# Limit in two variables with polar coordinates

i have a problem with this exercise.

Given the function $\left\{\begin{matrix} \frac{y^2|xy|(x^3-y^2)}{\sqrt{x^2+y^2}} if (x,y)\neq (0,0) \\ 0 if (x,y)=(0,0)\end{matrix}\right.$ test its continuity.

The function is defined for ${(x,y)\in \mathbb{R}^2:\sqrt{(x^2+y^2)}>0}$, so it's a continuos function in its domain and it's worth zero in $(0,0)$. To test the continuinity in point i pass to the polar coordinates. Now, i'm arrived to proof that:

$\lim_{\rho ->0^+}|\rho ^5sin^2\Theta |cos\Theta |\cdot |sin\Theta |(\rho cos^3\Theta-sin^2\Theta)|$

So:

• for $cos\Theta$ and $sin\Theta$ i can use $|sin\Theta|\leq 1$ and $|cos\Theta|\leq 1$

• for $|(\rho cos^3\Theta-sin^2\Theta)|$ i can use the inequality triangulate: $|(\rho cos^3\Theta-sin^2\Theta)|=|\rho|cos^3\Theta|+|sin^2\Theta||$

but then? How can i eliminate the "first" $|sin^2\Theta|$ (the one next $\rho^5$)? How can i say about $|cos^3\Theta|+|sin^2\Theta|$?

Thanks for any help!
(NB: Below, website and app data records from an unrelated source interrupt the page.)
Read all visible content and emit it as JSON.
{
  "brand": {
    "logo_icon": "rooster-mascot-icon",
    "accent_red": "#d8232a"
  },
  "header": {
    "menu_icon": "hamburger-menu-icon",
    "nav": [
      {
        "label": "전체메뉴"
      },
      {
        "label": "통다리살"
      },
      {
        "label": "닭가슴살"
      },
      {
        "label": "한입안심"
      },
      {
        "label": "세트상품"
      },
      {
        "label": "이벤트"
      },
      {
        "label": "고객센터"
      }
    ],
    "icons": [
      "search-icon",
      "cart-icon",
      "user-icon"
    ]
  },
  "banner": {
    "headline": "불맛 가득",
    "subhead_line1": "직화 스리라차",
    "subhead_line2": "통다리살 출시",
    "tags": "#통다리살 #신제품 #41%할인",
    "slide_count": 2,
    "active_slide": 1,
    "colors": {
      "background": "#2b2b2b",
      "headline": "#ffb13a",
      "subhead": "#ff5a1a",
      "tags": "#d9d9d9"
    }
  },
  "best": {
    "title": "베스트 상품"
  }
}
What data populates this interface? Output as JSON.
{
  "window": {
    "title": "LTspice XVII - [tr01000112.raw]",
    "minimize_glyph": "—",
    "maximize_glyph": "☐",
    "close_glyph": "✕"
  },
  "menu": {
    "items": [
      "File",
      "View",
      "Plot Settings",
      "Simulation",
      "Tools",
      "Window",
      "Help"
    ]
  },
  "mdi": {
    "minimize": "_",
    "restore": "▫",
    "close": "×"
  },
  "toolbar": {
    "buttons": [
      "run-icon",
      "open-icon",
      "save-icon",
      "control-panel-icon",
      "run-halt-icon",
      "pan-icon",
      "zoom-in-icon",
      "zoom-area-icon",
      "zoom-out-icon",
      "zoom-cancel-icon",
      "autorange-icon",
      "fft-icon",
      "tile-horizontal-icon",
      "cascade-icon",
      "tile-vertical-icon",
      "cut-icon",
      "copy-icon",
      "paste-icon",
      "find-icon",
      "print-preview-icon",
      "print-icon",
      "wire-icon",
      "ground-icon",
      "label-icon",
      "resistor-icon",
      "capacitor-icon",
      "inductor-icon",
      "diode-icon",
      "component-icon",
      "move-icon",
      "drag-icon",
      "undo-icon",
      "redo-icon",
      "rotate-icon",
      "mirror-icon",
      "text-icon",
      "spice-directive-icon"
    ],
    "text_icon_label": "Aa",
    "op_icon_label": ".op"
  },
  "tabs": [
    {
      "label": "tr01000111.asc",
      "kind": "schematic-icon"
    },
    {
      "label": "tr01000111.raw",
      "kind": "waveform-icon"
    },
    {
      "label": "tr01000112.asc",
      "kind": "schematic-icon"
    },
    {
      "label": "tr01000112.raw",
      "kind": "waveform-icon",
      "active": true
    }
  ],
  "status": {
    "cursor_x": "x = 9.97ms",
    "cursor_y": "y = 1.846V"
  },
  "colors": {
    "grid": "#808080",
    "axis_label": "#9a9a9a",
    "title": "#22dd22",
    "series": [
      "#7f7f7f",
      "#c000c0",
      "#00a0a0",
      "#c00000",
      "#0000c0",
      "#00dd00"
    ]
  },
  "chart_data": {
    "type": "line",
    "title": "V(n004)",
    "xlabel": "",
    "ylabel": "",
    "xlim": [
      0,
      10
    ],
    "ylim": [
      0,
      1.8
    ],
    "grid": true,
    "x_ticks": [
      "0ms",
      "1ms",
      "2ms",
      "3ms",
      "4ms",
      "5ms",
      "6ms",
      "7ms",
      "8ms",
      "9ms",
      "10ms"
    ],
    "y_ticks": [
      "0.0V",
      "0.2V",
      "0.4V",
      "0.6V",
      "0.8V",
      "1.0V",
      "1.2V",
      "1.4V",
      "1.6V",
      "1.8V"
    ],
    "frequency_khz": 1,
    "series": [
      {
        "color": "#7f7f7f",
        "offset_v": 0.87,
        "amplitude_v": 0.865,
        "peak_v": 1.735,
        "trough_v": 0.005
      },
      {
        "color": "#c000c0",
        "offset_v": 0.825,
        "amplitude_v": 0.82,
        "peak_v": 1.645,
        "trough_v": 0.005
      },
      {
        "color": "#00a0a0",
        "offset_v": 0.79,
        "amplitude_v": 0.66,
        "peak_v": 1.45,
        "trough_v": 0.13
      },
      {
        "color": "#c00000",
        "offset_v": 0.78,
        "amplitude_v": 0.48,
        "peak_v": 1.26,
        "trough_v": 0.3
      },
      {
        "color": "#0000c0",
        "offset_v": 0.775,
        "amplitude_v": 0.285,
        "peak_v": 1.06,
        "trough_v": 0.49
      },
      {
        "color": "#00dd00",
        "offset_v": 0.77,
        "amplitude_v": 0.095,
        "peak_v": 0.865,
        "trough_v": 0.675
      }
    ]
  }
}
If $x = r\cos\theta$ and $y = r\sin\theta$, then since $|\cos\theta|\leq 1$ and $|\sin\theta|\leq 1$ (so that $|\cos\theta|^3\leq 1$ and $|\sin\theta|^2 \leq 1$), we get \begin{align} \left|\frac{y^2|xy|(x^3-y^2)}{\sqrt{x^2+y^2}}\right| &= \left|\frac{r^6\sin^2\theta|\cos\theta\sin\theta|(r\cos^3\theta-\sin^2\theta)}{r}\right| = r^5 |\sin^3\theta\cos\theta(r\cos^3\theta+\sin^2\theta)|\\ &\leq r^5(r|\cos\theta|^3+|\sin\theta|^2)\leq r^5(r+1) \to 0 \end{align} as $r \to 0$.
• Thanks for the answer. So, in general, we can say that $|sin^n\Theta|<=1$ because $|sin^n\Theta|=|sin\Theta|^n\leq 1$, right? Sep 12, 2018 at 17:46
• @MarcoPittella Yes! Assuming that $\sin^n\theta$ is well defined of course.